WA builds its way to the top on back of booming mining sector and boost to housing construction

The West Australian
Construction workers Miran Vrabelj, Scott Darrah, Jacob Povee and Lewis Comer at a Cottesloe building site.
Construction workers Miran Vrabelj, Scott Darrah, Jacob Povee and Lewis Comer at a Cottesloe building site. Credit: Kelsey Reid/The West Australian

While not immune to the pandemic, WA has fared far better than States such as NSW and Victoria, which have higher exposure to key industries hit by the virus.

“I think WA has three to four years worth of positive growth in it at the moment with everything that’s going on,” Spadaccini Homes director Rob Spadaccini said. “The State is probably in the best position it’s been in in years.”

The building industry, which was inundated with work after government stimulus grants, has experienced one of the biggest turnarounds this year.

Seasonally adjusted figures revealed an astonishing 96.3 per cent jump in the number of home building approvals in WA over the 12 months to October this year.

Without government support the industry could have been headed for “disaster”, according to Master Builders WA executive director John Gelavis.

Mr Gelavis said the number of housing starts had fallen from 32,000 in 2014 to about 15,000 last year, and was headed towards 12,500 starts.

“We were going to fall off a cliff,” he said.

Mr Gelavis said building and construction had played a key role in major economic recoveries for over a century, with money spent in the industry — which accounts for 18 per cent of small businesses in WA — multiplied across the community.

“There are three major moments you could look at where the industry has been part of that recovery: World War I, World War II and COVID-19,” Mr Gelavis said.

“Tradies will buy a six-pack on the way home from a job, they need accountants to handle their tax returns … it’s not just the building industry that has benefited.”

However, Mr Spadaccini said the Government should consider giving builders a six-month extension to get contracts signed to avoid further increases in labour rates, which have surged amid the rush of work.

The ability of WA’s resources sector to trade uninterrupted during the pandemic has given it a big advantage over competitors.

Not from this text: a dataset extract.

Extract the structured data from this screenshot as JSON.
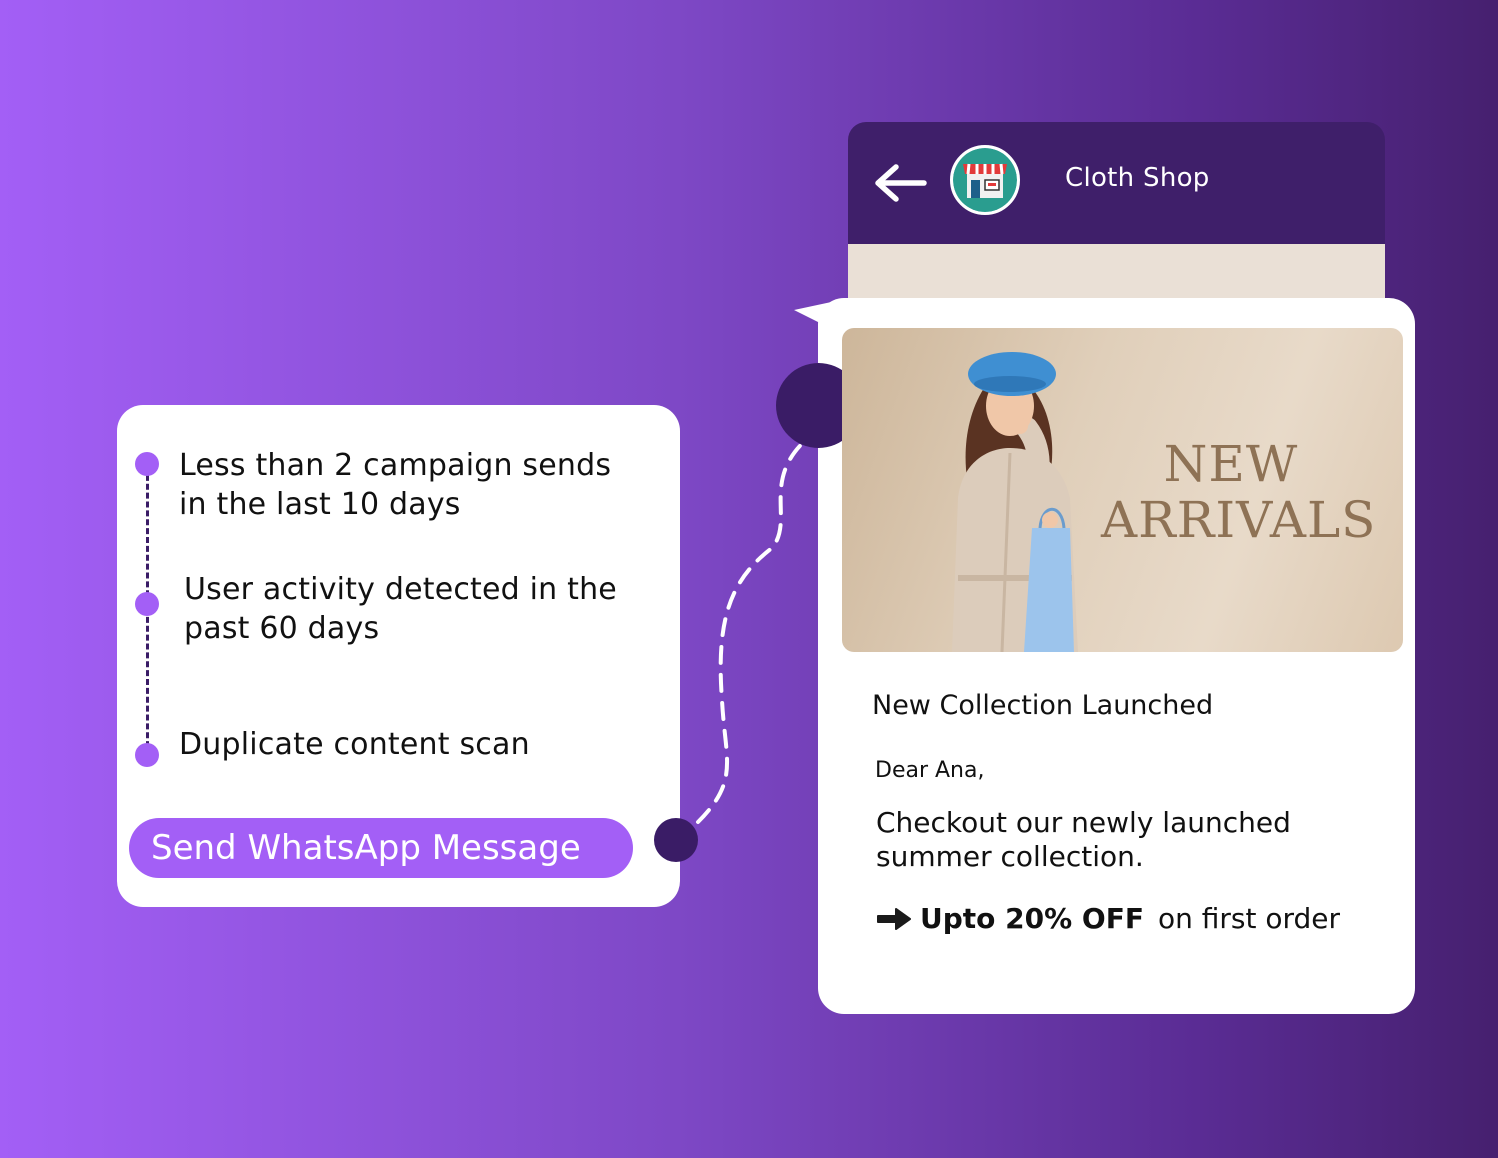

Iron ore prices — which soared to record highs of $US160 a tonne this month — remain elevated due to supply disruptions in Brazil and have generated Budget windfalls for the State and Federal governments.

Chamber of Minerals and Energy WA chief executive Paul Everingham said commodity royalty revenue had underpinned a social safety net for Australians laid off during the health crisis and helped governments inject stimulus into the economy.

“Before COVID things were looking like we were going to have a good few years in WA and even with COVID my sense is the WA economy is recovering faster than other economies,” he said.

While mindful that sectors such as tourism and hospitality are still hurting, Mr Everingham said it had been a “reasonably good year” for iron ore, gold, nickel and copper from a commodity price perspective.

But he noted it had been a difficult 12 months for oil and gas, with slumps in prices exacerbated by the pandemic.

Mr Everingham said one of the silver linings from COVID-19 was the way in which it had united WA’s resources sector.

“I saw collaboration unlike I’d ever seen before in the sector with companies helping each other, sharing COVID testing and screening facilities, sharing charter transport,” he said.

Premier Mark McGowan said this month WA was on track to enjoy the strongest economic growth for this financial year out of any State in the country.

WA also outperformed the national economy in 2019-20, with Australian Bureau of Statistics figures showing the State’s economy grew 1.4 per cent.